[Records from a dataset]

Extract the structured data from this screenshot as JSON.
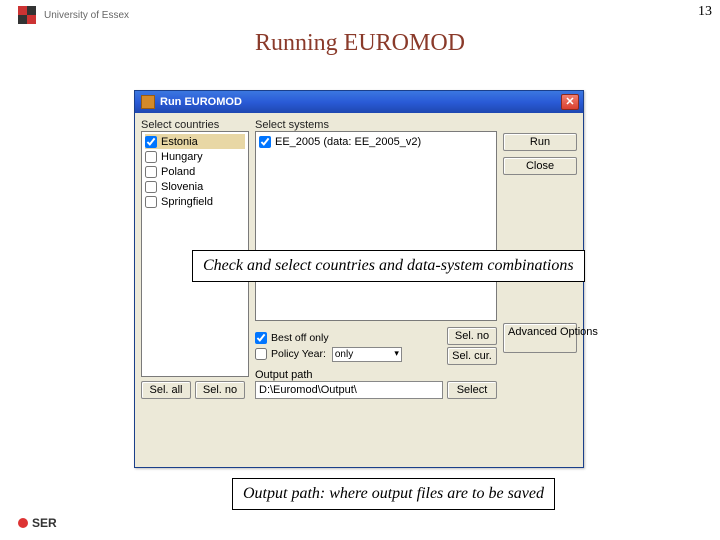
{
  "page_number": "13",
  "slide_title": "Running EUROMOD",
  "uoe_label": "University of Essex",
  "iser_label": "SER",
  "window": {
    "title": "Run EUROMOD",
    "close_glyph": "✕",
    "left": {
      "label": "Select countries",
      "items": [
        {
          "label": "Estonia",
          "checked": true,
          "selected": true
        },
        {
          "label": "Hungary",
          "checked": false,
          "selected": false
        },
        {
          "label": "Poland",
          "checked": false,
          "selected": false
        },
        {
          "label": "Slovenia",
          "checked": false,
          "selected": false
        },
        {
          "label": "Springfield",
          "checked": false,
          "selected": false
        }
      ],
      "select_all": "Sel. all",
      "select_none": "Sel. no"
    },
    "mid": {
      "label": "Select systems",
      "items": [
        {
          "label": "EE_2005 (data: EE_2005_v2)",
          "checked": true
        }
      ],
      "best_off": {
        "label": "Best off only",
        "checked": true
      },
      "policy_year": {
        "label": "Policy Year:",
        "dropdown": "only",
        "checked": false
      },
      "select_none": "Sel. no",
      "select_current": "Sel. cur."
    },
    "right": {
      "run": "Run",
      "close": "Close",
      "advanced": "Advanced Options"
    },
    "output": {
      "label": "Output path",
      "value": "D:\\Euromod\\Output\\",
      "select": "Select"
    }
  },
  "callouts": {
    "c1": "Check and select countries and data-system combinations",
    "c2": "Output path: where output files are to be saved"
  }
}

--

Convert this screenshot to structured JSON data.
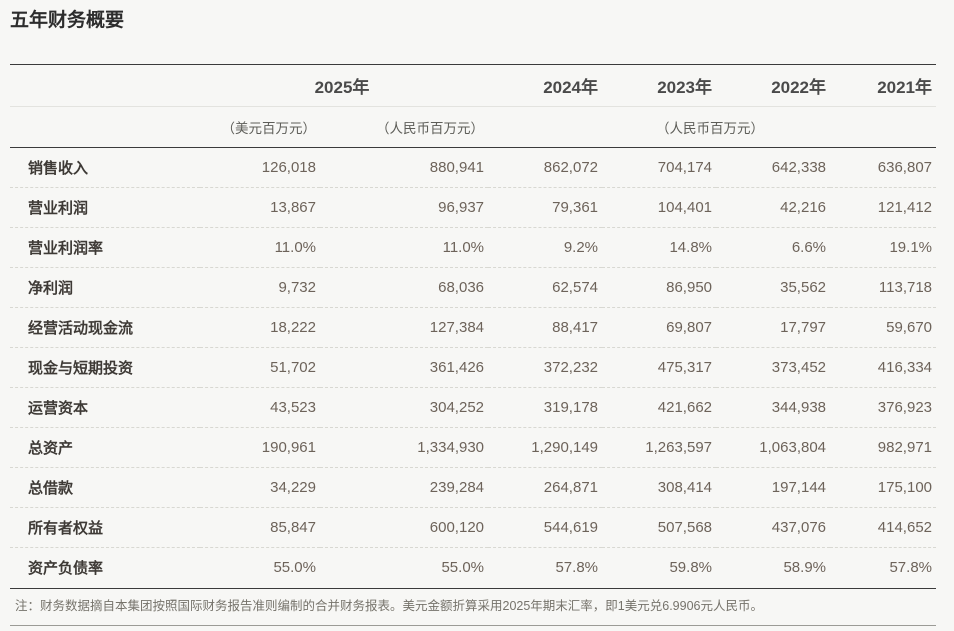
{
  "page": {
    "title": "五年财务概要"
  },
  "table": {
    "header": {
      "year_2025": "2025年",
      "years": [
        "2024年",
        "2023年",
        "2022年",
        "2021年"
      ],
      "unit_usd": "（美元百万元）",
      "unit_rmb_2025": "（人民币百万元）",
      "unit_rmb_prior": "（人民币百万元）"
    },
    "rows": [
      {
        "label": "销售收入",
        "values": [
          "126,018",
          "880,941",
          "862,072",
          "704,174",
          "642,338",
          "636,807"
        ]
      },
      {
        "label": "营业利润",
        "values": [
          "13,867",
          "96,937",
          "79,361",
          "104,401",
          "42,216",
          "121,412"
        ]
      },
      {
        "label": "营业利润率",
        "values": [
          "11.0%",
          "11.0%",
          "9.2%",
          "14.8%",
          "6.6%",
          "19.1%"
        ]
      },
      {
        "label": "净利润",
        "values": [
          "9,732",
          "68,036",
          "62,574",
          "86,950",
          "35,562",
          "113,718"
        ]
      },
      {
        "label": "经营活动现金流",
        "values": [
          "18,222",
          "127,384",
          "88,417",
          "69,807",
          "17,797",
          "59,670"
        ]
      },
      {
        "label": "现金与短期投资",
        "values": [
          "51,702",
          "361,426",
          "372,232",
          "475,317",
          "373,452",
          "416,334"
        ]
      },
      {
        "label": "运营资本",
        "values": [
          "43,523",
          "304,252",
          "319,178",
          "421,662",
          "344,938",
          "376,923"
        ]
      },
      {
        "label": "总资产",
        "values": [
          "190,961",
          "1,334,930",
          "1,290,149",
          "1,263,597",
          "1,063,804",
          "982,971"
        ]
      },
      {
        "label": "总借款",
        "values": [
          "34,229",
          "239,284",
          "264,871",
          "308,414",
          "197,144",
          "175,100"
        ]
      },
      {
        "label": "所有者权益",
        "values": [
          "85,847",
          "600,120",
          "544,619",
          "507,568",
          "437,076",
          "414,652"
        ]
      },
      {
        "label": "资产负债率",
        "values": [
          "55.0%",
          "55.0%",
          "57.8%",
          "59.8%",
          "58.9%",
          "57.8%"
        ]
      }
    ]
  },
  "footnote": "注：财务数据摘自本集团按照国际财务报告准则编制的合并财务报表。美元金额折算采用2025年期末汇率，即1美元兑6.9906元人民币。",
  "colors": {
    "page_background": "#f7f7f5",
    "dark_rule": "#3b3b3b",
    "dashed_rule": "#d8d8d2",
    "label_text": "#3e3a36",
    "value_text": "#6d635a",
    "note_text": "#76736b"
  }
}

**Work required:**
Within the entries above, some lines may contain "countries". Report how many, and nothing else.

**Solution for this task:**
2